Yellow is a popular color for daylilies.



Let's get to the plants. Some of the diehards we always know are daylilies. Daylilies are tried and true, the easiest plants and they will reproduce and they're easy to share. If your neighbor has a whole bunch of these, go ahead and ask them if you can actually divide a couple plants.  Or, you could just buy them.   Daylilies are really easy. They will keep on coming back year after year, it is a perennial. It will flower once each season, typically during the summertime. Daylilies come in a variety of colors, a lot of yellows and oranges, reds and purples. That will be really good color palette to choose from.  They will probably be anywhere from 18 inches to two feet tall, with some of the flowers getting up to three feet tall. 


One plant that is good for shade, hostas. Hostas are hot, they are popular, they're easy to grow. Once again, you need well-drained soil.  The hosta has so many different variations of the leaf. Some of them will have a blue tint. These will flower once per season also.  They will shoot up a stem with the flowers on them. Typically, the flower colors are going to be a white or a lavender. Expect blooms later on in the summer.

Hostas are a diverse group of plants.

Another prime plant for shade is the bleeding heart or dicentra.  It’s a very, very nice plant to have. It'll have these little heart shaped flowers that come out. But it's a very, very tough plant.  Once again, this is a perennial. That means the plant is going to grow throughout the year, flower. and then at the end of the year it'll just die back to the ground. 

Bleeding hearts are also known as Dicentra.

All of these perennials are really awesome because they can be shared. They're shareable plants. So if you see them at your parents' house, the best time to split them is going to be in the spring or the fall.   You can just go and take a section of the plant, but make sure that plant is big enough.  A plant that is 12 inches in diameter would probably be the best.  You just take a quarter off, remove it and make sure you plant it at the same depth. 

Another good solid plant is, of course, the Iris. Irises are really tough, they will spread. Iris are good to have in an area where they're allowed to spread. But they also have perimeters.   They basically need to be surrounded by a house, a building, concrete something that keeps them confined. These do really well facing east, in full sun.   Iris blooms vary in color from cool hues to warm yellows.  There is a shade for everyone. 

Loosen the soil of the root ball before you place your plant in its new location.

Another one that's been used a lot is Nepeta, cat mint. This one is very fragrant. It is a lower growing plant, about two to three feet wide. It's bulletproof, you cannot go wrong with these. These will want full sun. When you're going to place a plant,  dig a hole the size of the pot plus two to three inches around the outside of it. You also want to dig an inch or so deeper too, and make sure that soil is loose. Once you take it out of the container, you're going to place it into the ground, then tuck the soil around it. When you have roots that are exposed, you can scratch those roots apart. That way they grow into the softer soil. 

Dianthus would like full sun, well-drained soil.

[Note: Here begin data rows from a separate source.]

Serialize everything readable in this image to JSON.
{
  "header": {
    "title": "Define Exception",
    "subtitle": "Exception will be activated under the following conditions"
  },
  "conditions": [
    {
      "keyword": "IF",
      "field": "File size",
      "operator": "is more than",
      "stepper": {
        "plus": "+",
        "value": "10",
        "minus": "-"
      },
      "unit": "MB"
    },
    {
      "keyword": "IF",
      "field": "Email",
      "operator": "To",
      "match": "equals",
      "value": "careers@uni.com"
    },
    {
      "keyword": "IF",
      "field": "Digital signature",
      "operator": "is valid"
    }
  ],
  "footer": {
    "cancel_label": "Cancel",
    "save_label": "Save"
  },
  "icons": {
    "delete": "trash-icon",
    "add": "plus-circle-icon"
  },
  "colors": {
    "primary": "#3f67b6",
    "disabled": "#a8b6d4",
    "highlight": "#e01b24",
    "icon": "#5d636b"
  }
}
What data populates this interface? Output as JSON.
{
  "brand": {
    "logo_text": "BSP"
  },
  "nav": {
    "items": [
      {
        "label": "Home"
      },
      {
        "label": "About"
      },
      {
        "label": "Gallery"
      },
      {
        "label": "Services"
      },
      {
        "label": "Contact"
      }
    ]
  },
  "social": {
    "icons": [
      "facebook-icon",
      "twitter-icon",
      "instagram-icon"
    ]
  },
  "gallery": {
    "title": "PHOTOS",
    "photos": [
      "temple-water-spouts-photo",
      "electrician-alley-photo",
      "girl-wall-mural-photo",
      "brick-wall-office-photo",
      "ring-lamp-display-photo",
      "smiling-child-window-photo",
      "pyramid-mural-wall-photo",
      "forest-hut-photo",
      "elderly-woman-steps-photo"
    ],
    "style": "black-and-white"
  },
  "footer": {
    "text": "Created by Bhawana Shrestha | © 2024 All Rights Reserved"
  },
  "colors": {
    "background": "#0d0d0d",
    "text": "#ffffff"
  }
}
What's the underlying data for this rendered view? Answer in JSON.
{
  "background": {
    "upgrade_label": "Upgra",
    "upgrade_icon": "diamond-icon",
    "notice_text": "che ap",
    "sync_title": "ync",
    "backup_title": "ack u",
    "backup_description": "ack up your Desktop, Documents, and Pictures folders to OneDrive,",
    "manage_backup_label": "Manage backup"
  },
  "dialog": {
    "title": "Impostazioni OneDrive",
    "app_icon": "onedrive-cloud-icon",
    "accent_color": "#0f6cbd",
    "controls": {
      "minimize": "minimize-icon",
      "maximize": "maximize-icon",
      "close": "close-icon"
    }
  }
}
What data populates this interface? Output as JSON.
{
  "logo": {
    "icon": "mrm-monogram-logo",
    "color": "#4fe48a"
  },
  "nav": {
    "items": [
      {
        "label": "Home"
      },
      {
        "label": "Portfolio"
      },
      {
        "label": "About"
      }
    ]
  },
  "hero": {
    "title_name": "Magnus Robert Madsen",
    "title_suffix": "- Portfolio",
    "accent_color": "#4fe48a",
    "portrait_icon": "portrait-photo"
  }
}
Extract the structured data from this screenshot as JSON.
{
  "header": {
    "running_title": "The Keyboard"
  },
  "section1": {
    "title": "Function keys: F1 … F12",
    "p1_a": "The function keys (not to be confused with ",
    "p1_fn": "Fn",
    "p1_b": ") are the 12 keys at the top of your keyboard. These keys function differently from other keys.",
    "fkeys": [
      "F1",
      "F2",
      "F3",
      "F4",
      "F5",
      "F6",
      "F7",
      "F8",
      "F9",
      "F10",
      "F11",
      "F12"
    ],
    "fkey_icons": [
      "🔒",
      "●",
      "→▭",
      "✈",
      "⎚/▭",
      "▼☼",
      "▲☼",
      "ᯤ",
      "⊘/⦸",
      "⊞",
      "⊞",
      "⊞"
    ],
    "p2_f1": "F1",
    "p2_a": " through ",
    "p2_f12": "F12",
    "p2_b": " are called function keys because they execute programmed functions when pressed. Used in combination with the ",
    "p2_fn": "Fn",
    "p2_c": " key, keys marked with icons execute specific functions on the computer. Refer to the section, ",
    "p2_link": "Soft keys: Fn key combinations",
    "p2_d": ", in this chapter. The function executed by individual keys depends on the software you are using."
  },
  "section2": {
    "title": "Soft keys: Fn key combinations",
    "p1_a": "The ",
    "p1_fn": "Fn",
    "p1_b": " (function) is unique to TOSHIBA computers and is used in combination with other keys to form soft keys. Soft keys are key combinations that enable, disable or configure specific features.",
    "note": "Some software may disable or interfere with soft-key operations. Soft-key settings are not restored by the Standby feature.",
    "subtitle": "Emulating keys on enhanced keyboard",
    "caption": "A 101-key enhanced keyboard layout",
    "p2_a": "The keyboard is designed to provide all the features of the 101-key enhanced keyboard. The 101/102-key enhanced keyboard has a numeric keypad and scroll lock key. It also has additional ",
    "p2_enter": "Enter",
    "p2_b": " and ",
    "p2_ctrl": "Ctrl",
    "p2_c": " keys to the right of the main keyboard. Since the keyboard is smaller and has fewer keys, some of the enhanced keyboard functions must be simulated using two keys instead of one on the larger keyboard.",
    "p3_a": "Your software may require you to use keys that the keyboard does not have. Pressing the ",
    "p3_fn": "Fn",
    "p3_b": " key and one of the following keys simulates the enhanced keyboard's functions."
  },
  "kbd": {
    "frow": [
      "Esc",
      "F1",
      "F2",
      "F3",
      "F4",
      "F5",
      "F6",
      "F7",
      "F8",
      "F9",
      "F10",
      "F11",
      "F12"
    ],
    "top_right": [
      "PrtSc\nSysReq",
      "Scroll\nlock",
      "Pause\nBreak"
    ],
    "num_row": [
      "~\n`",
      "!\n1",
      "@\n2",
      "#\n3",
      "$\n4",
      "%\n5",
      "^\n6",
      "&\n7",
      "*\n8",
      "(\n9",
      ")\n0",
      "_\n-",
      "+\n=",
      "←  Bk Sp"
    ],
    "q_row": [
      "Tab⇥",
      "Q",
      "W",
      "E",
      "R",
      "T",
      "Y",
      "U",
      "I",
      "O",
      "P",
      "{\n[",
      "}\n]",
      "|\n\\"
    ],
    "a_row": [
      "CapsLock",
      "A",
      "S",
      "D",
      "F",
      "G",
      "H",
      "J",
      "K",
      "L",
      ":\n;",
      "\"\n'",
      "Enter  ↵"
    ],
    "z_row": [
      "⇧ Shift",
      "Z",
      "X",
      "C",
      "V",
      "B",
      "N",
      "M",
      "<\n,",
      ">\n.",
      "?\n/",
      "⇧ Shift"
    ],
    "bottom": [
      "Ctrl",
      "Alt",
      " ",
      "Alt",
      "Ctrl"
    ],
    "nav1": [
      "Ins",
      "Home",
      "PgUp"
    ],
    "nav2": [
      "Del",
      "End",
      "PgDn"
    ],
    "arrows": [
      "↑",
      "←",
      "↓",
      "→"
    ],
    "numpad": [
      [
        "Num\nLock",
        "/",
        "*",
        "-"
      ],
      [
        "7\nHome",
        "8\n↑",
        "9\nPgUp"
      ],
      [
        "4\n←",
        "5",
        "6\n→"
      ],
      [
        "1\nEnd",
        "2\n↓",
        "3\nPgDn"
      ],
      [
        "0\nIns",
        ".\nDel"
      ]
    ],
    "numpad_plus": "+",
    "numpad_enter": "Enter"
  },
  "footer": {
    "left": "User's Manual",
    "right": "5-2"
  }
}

It does very well. It's a great one for spring blooming. 

Just remember, you may think you don't have a green thumb, but these plants will convince yourself that you can actually grow something. 

Nepta, or catmint, offers purple blooms.  In this image, Dianthus contrasts with red.